Saturday, March 28, 2015

A Gospel Songbook Evokes Memories

Recently I came home from work and found on the floor in the hall a thin red hardback book that had fallen from a pile of books. I picked it up and saw that it was a religious songbook called Gospel Pearls (1921). Browsing through it, I came across several songs I remember hearing my late mother sing around the house when I was young. As a young girl she, like my grandmother, sang in church. At one time she aspired to be a gospel singer. As I read the lyrics of various songs, I could hear her voice in my head singing The Royal Telephone, Eyes on the Sparrow, God Be With You, and Leave It There. These songs brought back pleasant memories.

Thursday, March 26, 2015

Wednesday, March 25, 2015

Saturday, March 21, 2015

When Jury Duty Calls

This week I postponed jury duty for the fourth (and final, I hope) time. I go back in a couple of months. I decided that I will make the experience more tolerable by killing two birds with one stone: take notes about my observations during jury duty and read and review for this blog Jury Duty, a 1996 courtroom thriller by Laura Van Wormer (Crown Publishers) and make contrasts and comparisons.

I began reading Jury Duty when I got it in 1996 but I never got past page 122. My failure to complete the book had nothing to do with it not being interesting. Unfortunately, other things intruded. Now I have an incentive to finish it.

Saturday, March 14, 2015

Wednesday, March 11, 2015

Saturday, March 7, 2015

Richard Durham, Black Radio Dramatist In The 1940s

One writer I would like to know more about is Richard Durham (1917-1984), a Chicago-based black radio dramatist (probably the only one in the 1940s) who wrote all the episodes for three series: Destination Freedom, Democracy U.S.A. , and a black soap opera, Here Comes Tomorrow.

During Black History Month this year, Max Schmid, the host of The Golden Age of Radio on New York's Pacifica station WBAI played the episode of Destination Freedom that dramatized Harriet Tubman's role in helping slaves escape to freedom via the Underground Railroad.

If there isn't a biography of Richard Durham, there should be. His work was an important contribution to old-time radio and to people's awareness of and appreciation for the achievements of  people of African descent.

Durham deserves to be as well-known as historians Carter G. Woodson (the father of what was then known as Black History Week) and J. A. Rogers.

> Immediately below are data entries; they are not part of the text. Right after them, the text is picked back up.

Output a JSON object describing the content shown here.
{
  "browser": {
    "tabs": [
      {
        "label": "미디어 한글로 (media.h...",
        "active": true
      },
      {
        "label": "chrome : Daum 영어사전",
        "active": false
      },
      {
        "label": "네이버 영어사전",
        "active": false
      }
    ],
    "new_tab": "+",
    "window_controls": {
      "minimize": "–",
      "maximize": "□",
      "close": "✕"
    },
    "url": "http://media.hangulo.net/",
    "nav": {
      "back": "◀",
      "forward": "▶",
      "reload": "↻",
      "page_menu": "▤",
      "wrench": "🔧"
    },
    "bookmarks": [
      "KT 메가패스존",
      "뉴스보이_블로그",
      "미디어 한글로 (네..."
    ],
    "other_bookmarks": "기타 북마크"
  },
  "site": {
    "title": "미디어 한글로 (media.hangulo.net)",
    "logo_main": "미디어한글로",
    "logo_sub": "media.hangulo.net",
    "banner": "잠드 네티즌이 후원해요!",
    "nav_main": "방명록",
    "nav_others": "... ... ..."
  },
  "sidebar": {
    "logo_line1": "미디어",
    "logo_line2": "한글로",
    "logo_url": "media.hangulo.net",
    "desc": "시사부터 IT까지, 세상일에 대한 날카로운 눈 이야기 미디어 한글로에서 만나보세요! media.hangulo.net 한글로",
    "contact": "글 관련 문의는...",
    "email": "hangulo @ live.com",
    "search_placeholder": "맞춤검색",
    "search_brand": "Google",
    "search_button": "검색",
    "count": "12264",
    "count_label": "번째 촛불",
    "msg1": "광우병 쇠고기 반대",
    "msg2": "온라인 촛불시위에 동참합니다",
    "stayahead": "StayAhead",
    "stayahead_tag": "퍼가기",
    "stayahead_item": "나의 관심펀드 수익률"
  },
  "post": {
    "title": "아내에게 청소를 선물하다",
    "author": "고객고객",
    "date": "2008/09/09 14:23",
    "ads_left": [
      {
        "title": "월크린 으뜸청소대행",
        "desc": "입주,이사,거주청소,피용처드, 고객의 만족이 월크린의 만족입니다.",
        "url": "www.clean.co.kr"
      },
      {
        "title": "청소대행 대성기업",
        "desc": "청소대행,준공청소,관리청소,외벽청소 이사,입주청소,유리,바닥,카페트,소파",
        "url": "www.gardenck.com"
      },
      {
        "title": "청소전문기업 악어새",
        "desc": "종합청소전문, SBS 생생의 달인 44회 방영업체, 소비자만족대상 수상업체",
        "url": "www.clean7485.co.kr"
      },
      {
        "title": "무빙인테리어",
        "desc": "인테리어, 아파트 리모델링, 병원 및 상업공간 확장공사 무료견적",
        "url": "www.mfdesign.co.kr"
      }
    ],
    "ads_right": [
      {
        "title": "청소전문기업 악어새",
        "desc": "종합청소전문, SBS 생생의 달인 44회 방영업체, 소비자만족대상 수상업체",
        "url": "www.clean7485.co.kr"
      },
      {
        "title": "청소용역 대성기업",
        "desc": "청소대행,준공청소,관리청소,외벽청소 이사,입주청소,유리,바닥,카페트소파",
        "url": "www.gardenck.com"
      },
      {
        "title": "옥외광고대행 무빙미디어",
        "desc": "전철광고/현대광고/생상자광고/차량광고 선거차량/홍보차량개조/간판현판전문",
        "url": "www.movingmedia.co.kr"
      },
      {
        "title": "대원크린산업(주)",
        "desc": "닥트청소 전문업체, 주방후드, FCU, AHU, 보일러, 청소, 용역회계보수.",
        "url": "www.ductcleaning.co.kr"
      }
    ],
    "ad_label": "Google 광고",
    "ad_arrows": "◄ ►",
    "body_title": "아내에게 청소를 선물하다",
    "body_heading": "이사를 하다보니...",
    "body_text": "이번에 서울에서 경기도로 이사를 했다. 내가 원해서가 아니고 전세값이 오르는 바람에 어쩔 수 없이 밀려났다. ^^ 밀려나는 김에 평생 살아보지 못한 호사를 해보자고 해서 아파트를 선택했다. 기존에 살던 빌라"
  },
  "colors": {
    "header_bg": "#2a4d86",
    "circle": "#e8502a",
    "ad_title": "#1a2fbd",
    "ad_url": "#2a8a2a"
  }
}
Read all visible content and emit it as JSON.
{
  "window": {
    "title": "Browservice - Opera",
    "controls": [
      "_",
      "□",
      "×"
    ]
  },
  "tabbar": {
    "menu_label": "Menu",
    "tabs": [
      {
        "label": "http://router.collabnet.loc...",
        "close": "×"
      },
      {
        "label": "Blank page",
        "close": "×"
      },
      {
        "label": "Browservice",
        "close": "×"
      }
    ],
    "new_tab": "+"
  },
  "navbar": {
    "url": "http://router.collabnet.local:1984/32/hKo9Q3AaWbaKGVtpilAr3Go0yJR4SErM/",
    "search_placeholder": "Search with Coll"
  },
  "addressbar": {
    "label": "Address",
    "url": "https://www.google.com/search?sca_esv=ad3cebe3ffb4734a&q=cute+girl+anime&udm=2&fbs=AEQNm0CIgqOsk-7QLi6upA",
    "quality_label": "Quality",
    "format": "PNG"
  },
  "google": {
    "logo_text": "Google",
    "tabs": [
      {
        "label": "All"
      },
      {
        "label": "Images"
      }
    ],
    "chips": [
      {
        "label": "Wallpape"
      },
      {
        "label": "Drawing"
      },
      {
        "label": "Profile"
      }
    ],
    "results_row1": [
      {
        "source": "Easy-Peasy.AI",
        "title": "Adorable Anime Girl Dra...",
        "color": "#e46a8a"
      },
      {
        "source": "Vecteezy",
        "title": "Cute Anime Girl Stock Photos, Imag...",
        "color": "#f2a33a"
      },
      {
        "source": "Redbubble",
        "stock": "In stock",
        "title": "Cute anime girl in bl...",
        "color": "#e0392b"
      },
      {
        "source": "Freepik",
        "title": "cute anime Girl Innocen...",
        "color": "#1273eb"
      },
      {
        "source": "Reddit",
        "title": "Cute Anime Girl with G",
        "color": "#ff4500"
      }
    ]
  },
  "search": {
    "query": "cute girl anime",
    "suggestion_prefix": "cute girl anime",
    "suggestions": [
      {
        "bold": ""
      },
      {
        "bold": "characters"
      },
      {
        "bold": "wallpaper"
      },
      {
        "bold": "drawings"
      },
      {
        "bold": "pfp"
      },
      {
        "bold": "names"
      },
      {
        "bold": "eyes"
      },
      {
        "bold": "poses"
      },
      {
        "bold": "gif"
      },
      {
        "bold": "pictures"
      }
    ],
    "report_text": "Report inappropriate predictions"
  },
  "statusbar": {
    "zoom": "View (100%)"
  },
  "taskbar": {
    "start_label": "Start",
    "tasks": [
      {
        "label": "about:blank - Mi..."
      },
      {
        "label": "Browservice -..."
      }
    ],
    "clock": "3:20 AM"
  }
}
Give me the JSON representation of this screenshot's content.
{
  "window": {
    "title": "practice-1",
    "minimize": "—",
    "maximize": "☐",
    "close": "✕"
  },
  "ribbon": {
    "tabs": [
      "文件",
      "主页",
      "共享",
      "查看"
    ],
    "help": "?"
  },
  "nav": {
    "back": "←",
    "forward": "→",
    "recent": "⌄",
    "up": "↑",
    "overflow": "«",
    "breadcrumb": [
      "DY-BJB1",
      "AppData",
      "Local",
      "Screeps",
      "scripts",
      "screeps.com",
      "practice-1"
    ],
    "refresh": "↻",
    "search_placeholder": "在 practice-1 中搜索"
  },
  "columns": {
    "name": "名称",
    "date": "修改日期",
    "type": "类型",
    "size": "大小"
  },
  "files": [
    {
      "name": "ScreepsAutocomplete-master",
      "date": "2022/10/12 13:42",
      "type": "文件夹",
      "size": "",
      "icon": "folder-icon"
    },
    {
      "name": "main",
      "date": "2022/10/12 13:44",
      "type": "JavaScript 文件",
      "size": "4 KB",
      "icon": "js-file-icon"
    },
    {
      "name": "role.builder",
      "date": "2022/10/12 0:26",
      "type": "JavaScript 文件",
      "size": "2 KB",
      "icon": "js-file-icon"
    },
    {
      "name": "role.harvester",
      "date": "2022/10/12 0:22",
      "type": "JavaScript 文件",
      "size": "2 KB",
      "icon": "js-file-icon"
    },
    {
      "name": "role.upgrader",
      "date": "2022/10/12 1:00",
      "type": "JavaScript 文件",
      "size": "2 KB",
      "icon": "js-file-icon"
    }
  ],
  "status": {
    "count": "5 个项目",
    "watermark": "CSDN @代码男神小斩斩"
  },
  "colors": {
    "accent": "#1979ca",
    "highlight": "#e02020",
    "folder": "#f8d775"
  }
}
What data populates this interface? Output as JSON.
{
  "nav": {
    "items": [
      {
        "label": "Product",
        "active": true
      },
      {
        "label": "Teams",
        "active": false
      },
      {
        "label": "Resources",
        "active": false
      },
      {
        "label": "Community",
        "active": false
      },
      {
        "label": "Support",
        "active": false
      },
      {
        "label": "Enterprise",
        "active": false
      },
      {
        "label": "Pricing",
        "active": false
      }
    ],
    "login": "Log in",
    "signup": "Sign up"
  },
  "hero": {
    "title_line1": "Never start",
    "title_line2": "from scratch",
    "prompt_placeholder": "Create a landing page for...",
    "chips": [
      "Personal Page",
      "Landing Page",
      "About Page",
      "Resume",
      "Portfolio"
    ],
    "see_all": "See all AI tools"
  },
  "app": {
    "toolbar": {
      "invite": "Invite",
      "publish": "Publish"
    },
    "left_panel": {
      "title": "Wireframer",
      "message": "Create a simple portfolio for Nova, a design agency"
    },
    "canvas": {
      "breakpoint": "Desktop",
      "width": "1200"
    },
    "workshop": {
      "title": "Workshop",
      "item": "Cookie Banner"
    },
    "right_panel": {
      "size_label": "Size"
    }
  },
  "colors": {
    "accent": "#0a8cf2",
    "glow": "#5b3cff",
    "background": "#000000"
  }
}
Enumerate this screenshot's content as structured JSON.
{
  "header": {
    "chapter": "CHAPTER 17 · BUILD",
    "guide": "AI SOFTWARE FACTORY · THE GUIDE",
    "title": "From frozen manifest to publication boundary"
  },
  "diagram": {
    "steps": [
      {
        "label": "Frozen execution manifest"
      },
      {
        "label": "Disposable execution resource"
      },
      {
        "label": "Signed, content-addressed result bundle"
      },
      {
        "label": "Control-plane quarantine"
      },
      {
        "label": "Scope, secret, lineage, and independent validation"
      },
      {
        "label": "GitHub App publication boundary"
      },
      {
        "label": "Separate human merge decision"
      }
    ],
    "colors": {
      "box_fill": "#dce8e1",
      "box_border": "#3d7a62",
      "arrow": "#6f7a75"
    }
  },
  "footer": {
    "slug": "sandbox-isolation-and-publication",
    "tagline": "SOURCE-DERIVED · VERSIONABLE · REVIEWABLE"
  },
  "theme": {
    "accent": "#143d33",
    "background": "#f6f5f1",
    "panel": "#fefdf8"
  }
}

Thursday, March 5, 2015

How I Discovered Wiktionary

Browsing through the Village Voice (March 4-10, 2015 issue), I came upon an article about music journalist Robert Christgau and his memoir Going Into the City: Portrait of a Critic as a Young Man (Dey Street Books). I remember proofreading his copy in the early 1980s when he was the music critic at the Village Voice.  (I think it was his sister, Georgia Christgau, who hired me.)

 Not seeing Christgau's age mentioned in the piece, I immediately went to Wikipedia to look up his birth date (It's April 18, 1942) and stumbled upon a link to the word "memoir." That led me to the Wiktionary page, which for me, a language buff, was a fascinating discovery. I learned that Wiktionary, the free dictionary, was "a multilingual, web-based project to create a free-content dictionary of all words in all languages."

 The project is currently available in 158 languages and is, like Wikipedia, its companion site, "written collaboratively by volunteers" called "wiktionarians." The English-language section, at the time that I checked the site, contained 3, 971,737 entries (and counting).

Although I had trouble using the site on my cell phone, I did click on the highlighted word "free" in the phrase "free dictionary." What popped up on the screen was a language lover's delight: there were
word origin and pronunciation guides, a list of synonyms and antonyms, definitions with literary examples, et cetera. For example, here are two definitions of "free" that appeared in a long list of definitions:

"without; not containing (what is specified);exempt;clean, liberated" as in "We had a wholesome, filling meal, free of meat" and "not currently in use; not taken; unoccupied" as in  "You can sit on that chair, it's free."

Once I figure out how to use Wiktionary, it will become a very useful reference tool and I will be consulting it often.

Go to

Wednesday, March 4, 2015

Tuesday, March 3, 2015

A Radio Talker Who Reads Five Books A Week

One talk show I regularly listen to is The John Batchelor Show, heard nightly on WABC-AM 770 here in New York. Although Batchelor is a conservative commentator and I am a liberal, I like his show and find it very compelling because of the range of topics and guests (which includes liberals like Katrina Vanden Heuvel, the editor of the Nation magazine.)

In a 2006 New York Times article titled "He Takes the Shout Out of Talk Radio" that is linked to his Wikipedia page, it was pointed out by the author, Anahad O'Connor, that Batchelor "reads up to five books a week." I would love to learn his secret to reading that many books in such a short time while maintaining a busy schedule. I'm reading several books at once but it takes me forever to complete them. Maybe he's taken a special speed reading program that has helped him read twenty books a month. If he has, I'd like to know what it is and subscribe to it.